The building sector is responsible for more than 40% of the EU’s total energy consumption. To reduce the energy consumption in buildings and to achieve the EU’s fossil fuel saving targets for 2020 and beyond 2050, the energy efficient retrofitting strategies are critically important and need to be implemented effectively. This paper presents a dynamic numerical investigation of the energy performance of an innovative façade integrate-able energy efficient ventilation system (E2VENT) that incorporates a smart modular heat recovery unit (SMHRU) and a latent heat thermal energy system (LHTES). A number of component simulation models, including SMHRU, LHTES, Cladding and Building Energy Management System (BEMS), were developed and then integrated using the TRNSYS software which is an advanced building energy performance simulation tool. On this basis, sizing, optimisation and characterisation of the system elements including the HVAC system and insulation layer thickness were carried out. The overall energy efficiency of the E2VENT system and its impact on the energy performance of a post-retrofit building were then investigated. In particular, the heating and cooling energy performance of the E2VENT façade module was numerically studied at five different climatic conditions in Europe. Furthermore, the innovative E2VENT retrofitting was compared with traditional retrofittings in terms of the energy efficiency and primary energy savings. It was found that the innovative E2VENT solution can achieve 16.5–23.5% building primary energy saving and compared to the traditional retrofitting, the E2VENT solution can achieve two times less primary energy consumption. Thanks to this efficiency the development of this solution for buildings retrofit is promising.
Antoine Dugué
added a research item
Within the existing European building stock, a large share of the suburban multi-storey residential building stock was built in the 60’s-70’s, when there were only few or no requirements for energy efficiency.
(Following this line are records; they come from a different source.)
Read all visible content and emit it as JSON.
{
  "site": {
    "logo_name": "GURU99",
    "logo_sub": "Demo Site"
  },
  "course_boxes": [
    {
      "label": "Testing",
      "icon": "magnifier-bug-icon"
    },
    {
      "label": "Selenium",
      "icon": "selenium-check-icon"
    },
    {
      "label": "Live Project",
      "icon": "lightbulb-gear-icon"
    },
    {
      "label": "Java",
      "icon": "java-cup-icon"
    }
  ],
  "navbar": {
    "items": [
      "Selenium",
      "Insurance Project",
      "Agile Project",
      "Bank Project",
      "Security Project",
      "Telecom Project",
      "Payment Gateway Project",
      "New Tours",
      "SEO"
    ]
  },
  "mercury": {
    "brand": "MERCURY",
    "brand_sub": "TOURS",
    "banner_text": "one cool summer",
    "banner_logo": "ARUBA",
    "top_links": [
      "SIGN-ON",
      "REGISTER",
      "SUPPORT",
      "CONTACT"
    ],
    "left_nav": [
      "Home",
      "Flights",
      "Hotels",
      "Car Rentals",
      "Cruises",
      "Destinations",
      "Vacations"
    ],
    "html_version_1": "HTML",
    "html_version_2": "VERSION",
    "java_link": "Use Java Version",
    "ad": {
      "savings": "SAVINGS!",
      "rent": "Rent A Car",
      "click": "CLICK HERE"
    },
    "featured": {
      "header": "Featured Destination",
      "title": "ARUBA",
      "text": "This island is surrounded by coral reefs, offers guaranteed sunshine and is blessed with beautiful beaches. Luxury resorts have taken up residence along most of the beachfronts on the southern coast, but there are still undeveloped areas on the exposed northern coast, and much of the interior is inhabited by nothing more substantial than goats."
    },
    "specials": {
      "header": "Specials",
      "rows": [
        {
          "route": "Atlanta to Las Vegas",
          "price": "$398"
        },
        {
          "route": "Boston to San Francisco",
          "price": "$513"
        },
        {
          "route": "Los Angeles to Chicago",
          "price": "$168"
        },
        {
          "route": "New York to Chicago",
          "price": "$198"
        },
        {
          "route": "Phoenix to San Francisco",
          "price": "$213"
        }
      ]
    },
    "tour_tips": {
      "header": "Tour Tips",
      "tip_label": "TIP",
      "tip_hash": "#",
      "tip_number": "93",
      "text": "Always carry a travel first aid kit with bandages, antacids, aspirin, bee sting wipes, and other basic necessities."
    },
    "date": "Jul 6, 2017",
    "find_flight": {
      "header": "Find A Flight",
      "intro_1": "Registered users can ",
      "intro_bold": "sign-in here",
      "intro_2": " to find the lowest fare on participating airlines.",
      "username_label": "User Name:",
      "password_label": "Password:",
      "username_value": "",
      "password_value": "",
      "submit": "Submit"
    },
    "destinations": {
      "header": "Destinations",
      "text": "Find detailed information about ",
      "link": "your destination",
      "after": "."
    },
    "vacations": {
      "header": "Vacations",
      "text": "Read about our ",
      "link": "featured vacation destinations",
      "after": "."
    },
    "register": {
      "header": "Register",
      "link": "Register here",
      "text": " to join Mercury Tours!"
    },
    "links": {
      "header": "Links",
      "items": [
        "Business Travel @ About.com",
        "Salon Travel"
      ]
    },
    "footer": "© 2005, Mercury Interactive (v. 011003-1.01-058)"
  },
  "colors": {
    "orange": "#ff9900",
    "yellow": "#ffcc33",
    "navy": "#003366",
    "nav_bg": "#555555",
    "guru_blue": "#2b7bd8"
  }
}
These buildings are characterized by very high energy consumption, low air quality due to poor ventilation, and low architectural value. In this context, the European project E2VENT, that started in January 2015, aims at providing new solution of retrofitting of residential building. The proposal is a modular and adaptable ventilated façade retrofitting system that integrates an energy efficient HVAC system. This paper first presents the concept of the E2VENT module, its architecture and how it is currently designed aiming at the reduction of the energy consumption and the improvement of not only the indoor air quality but also of the aesthetic of the building. Then the presentation focuses on the LHTES system, presenting its working principle, its thermal model and how it is designed in order to allow a daily thermal storage for both cooling and heating to allow the peak shaving. Three different PCM encapsulations are presented and discussed based on their efficiency calculated with a simple model but also on more practical considerations. Finally, the first prototypes are shown and the experimental protocol to be carried out is detailed.
Antoine Dugué
added a project goal
The objective of the H2020 funded project E2VENT is the development of a facade module based on ventilated façade elements for the renovation of residential buildings. It embeds a air renewal system with a double flux heat exchanger (SMHRU) allowing to improve indoor air quality while limiting associated thermal losses. Another system based on PCM (LHTES) allows to store energy to cool the associated flat in summer and preheat it in winter.